A Case in Point

In amongst past advertising blurbs for the Lexar Firefly were superlative marketing phrases like "Ultra-Small Storage with Huge Personality", "More Than Just Good Looks", "Serious Power", "Great Features" and "Pick One to Meet Your Needs", was the statement, "Behind those cool colors lies the heart of all your information. The powerful, hi-speed USB JumpDrive FireFly..."

Lexar's newer advertising uses superlative phrases like "Cool design and flashy colors", "Ultra small, ultra portable", "Massive storage capacities" and "High-performance USB flash drive". The advertising even includes an in-your-face graphic that explicitly states, "Works with Windows Vista".

The Lexar JumpDrive FireFly is not "hi-speed" enough for Windows Vista. In fact, the Lexar JumpDrive FireFly's access speed is slower than a week of rainy Sundays. kadaitcha.cx knows this because kadaitha.cx got stuck with two of them. Taking almost two minutes to copy 150MB is not "hi-speed". A much older Lexar JumpDrive, a different model to the FireFly, does the very same copy of 150MB in under 25 seconds.

An older flash drive can have performance characteristics that are acceptable to Vista's ReadyBoost; the newer and higher-capacity Lexar FireFly does not; Vista will not use the Firefly as a ReadyBoost cache because the Firefly is not up to standard. This problem could not have been known about by reading any material available from the manufacturer. Indeed one could be forgiven for thinking that "Works with Windows Vista" might mean the drive is ReadyBoost compatible, but it means no such thing. The phrase "Works with Windows Vista" means exactly what it says; the drive will work under Vista, as a drive. You will note that there is no statement anywhere in the Lexar advertising for the FireFly about ReadyBoost; not a single word.

Lexar were kind enough to furnish proof that the above is true; they provide a JumpDrive comparison chart where all is revealed. The flash drives that are good enough for Vista all state "Enhanced for Windows ReadyBoost"; no such claim is made for the FireFly, though Lexar do claim that the drive is "Windows Vista compatible", which isn't the same as ReadyBoost compatible.

In short, if the packaging for the pen drive does not explicitly state that the drive is ReadyBoost compatible then you should assume it is not ReadyBoost compatible at all. You should apply that rule even if the package says "Works with Windows Vista".

So, is it misleading advertising?

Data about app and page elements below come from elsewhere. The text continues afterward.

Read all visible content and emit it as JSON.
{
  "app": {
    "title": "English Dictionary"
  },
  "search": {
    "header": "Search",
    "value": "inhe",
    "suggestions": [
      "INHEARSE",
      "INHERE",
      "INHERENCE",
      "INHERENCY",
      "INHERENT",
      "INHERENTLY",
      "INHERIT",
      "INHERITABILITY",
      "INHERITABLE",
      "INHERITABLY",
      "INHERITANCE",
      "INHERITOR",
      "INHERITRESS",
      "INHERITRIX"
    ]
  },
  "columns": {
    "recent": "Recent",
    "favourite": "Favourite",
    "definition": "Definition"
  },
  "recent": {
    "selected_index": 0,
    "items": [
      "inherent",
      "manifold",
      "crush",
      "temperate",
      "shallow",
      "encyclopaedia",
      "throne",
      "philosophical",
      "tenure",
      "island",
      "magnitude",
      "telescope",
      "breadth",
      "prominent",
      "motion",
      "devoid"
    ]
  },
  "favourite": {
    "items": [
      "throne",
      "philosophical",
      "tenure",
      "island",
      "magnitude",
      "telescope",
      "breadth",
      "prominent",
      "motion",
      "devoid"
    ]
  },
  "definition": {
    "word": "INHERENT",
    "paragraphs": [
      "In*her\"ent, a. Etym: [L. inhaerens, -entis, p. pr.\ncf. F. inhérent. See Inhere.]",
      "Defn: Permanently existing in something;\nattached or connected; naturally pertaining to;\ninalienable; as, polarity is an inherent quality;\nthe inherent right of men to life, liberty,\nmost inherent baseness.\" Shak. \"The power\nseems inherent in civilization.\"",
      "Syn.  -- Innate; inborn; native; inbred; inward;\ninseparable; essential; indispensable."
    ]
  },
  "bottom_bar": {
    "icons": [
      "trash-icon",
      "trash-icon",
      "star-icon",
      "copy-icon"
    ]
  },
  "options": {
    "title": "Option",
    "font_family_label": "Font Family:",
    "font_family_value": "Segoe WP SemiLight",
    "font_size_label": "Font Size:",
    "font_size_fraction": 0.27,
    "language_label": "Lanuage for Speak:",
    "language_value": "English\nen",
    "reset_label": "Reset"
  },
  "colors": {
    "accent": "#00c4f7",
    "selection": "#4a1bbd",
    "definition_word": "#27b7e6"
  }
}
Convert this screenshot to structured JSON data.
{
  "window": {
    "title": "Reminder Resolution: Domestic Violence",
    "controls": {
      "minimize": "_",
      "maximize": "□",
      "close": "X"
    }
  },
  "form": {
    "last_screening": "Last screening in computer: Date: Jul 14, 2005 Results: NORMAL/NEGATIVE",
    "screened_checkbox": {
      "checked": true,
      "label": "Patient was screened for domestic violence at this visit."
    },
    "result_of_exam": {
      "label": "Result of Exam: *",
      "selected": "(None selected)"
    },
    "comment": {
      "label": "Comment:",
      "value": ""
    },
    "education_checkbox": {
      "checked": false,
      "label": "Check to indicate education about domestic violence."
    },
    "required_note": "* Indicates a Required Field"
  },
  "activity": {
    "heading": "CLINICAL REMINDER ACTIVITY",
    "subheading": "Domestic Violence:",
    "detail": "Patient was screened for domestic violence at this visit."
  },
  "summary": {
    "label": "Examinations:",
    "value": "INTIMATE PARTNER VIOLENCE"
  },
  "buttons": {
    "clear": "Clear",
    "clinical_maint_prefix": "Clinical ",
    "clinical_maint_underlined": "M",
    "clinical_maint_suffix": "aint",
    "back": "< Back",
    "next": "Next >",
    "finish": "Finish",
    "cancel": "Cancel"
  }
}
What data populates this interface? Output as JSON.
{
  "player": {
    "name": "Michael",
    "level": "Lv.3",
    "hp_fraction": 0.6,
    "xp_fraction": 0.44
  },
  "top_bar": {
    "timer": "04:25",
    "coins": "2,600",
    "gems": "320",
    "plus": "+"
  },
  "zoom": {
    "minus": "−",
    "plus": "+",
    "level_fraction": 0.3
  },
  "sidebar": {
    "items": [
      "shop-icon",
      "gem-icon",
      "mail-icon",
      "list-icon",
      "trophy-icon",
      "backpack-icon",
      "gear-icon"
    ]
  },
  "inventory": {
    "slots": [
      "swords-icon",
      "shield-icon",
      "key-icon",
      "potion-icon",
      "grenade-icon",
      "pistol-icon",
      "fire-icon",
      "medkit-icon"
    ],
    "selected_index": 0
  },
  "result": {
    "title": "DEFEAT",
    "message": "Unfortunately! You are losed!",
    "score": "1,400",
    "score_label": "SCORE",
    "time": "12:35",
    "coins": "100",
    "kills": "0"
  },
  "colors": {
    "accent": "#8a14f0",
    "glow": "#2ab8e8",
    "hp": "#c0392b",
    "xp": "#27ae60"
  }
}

Technically, no. Marketing spin-doctors are relying on the assumption that 99% of the population are too stupid to work out the real meaning of the words used in their blurbs.

Other Alternatives

If you are purchasing a pen drive from a reputable store then insist that the sales representative agrees to let you return the drive if it turns out the drive cannot be used by ReadyBoost.
Rely on the shared experience of others who have been caught out; to do that, visit grantgibson.co.uk and choose any flash drive marked as being "ReadyBoost Compatible".
Caution: Avoid any entries with user comments that say things like, "at least I think it works", or "I believe this should work", or "I had to test it a few times but I think it eventually worked."

One More Caution - U3 Flash Drives

Flash drives that support U3 cannot be used as bootable devices while U3 is installed because U3 does not follow the standards for USB storage devices.
The U3 software sits inside a pseudo-CD-ROM drive within the flash drive. When you boot with U3 installed, the pseudo-CD-ROM is loaded first, and the data partition on the drive is only enabled after you have authenticated;
The presence of the pseudo-CD-ROM will cause your operating system to become horribly confused and it will not boot. kadaitcha.cx is not aware of a method to boot from a U3-enabled device without eliminating U3.


If you want to boot from a U3-enabled device, you will have to try the tools linked to above to eliminate U3, then find some other way of protecting your data. The Open Source TrueCrypt is highly recommended if you need data security.

Note: Reports indicate that the above tools are not always 100% successful so you might have to try both. If you still can't get rid of U3, try Google.